- Your objective
Leave out the pictures, then return the records word for word.

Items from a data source

-------

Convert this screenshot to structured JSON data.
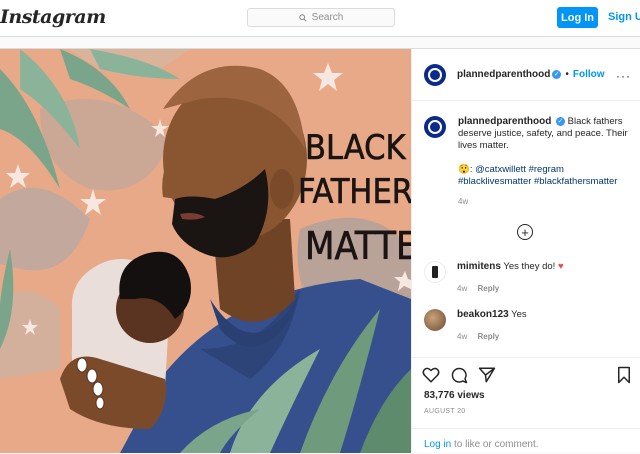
{
  "header": {
    "logo": "Instagram",
    "search_placeholder": "Search",
    "login_label": "Log In",
    "signup_label": "Sign Up"
  },
  "post": {
    "artwork_text": [
      "BLACK",
      "FATHERS",
      "MATTER"
    ],
    "author": "plannedparenthood",
    "follow_label": "Follow",
    "caption": {
      "user": "plannedparenthood",
      "text": "Black fathers deserve justice, safety, and peace. Their lives matter.",
      "emoji": "😲",
      "line2_mention": "@catxwillett",
      "line2_tags": "#regram #blacklivesmatter #blackfathersmatter",
      "time": "4w"
    },
    "comments": [
      {
        "user": "mimitens",
        "text": "Yes they do!",
        "heart": "♥",
        "time": "4w",
        "reply": "Reply"
      },
      {
        "user": "beakon123",
        "text": "Yes",
        "time": "4w",
        "reply": "Reply"
      }
    ],
    "views": "83,776 views",
    "date": "AUGUST 20",
    "login_prompt_link": "Log in",
    "login_prompt_text": " to like or comment."
  },
  "colors": {
    "accent": "#0095f6",
    "avatar_bg": "#0b2a8a",
    "artwork_bg": "#e8a989",
    "heart": "#ed4956"
  }
}
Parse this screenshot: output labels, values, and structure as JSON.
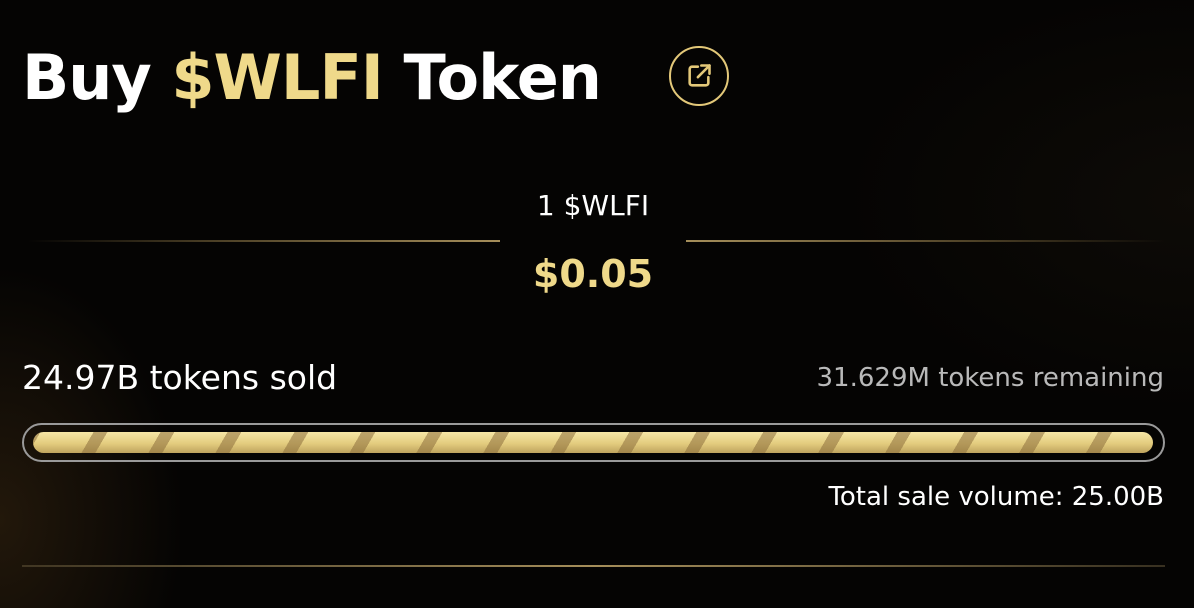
{
  "header": {
    "title_prefix": "Buy",
    "title_token": "$WLFI",
    "title_suffix": "Token",
    "external_link_icon": "external-link-icon"
  },
  "price": {
    "label": "1 $WLFI",
    "value": "$0.05"
  },
  "sale": {
    "sold_text": "24.97B tokens sold",
    "remaining_text": "31.629M tokens remaining",
    "total_text": "Total sale volume: 25.00B",
    "progress_fraction": 0.9987
  },
  "colors": {
    "accent": "#efd98a",
    "background": "#050403",
    "text_primary": "#ffffff",
    "text_secondary": "#b9b9b9"
  }
}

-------

- Answer area
Convert this screenshot to structured JSON data.
{
  "header": {
    "logo": "Instagram",
    "search_placeholder": "Search",
    "login_label": "Log In",
    "signup_label": "Sign Up"
  },
  "post": {
    "artwork_text": [
      "BLACK",
      "FATHERS",
      "MATTER"
    ],
    "author": "plannedparenthood",
    "follow_label": "Follow",
    "caption": {
      "user": "plannedparenthood",
      "text": "Black fathers deserve justice, safety, and peace. Their lives matter.",
      "emoji": "😲",
      "line2_mention": "@catxwillett",
      "line2_tags": "#regram #blacklivesmatter #blackfathersmatter",
      "time": "4w"
    },
    "comments": [
      {
        "user": "mimitens",
        "text": "Yes they do!",
        "heart": "♥",
        "time": "4w",
        "reply": "Reply"
      },
      {
        "user": "beakon123",
        "text": "Yes",
        "time": "4w",
        "reply": "Reply"
      }
    ],
    "views": "83,776 views",
    "date": "AUGUST 20",
    "login_prompt_link": "Log in",
    "login_prompt_text": " to like or comment."
  },
  "colors": {
    "accent": "#0095f6",
    "avatar_bg": "#0b2a8a",
    "artwork_bg": "#e8a989",
    "heart": "#ed4956"
  }
}
Parse this screenshot: output labels, values, and structure as JSON.
{
  "header": {
    "title_prefix": "Buy",
    "title_token": "$WLFI",
    "title_suffix": "Token",
    "external_link_icon": "external-link-icon"
  },
  "price": {
    "label": "1 $WLFI",
    "value": "$0.05"
  },
  "sale": {
    "sold_text": "24.97B tokens sold",
    "remaining_text": "31.629M tokens remaining",
    "total_text": "Total sale volume: 25.00B",
    "progress_fraction": 0.9987
  },
  "colors": {
    "accent": "#efd98a",
    "background": "#050403",
    "text_primary": "#ffffff",
    "text_secondary": "#b9b9b9"
  }
}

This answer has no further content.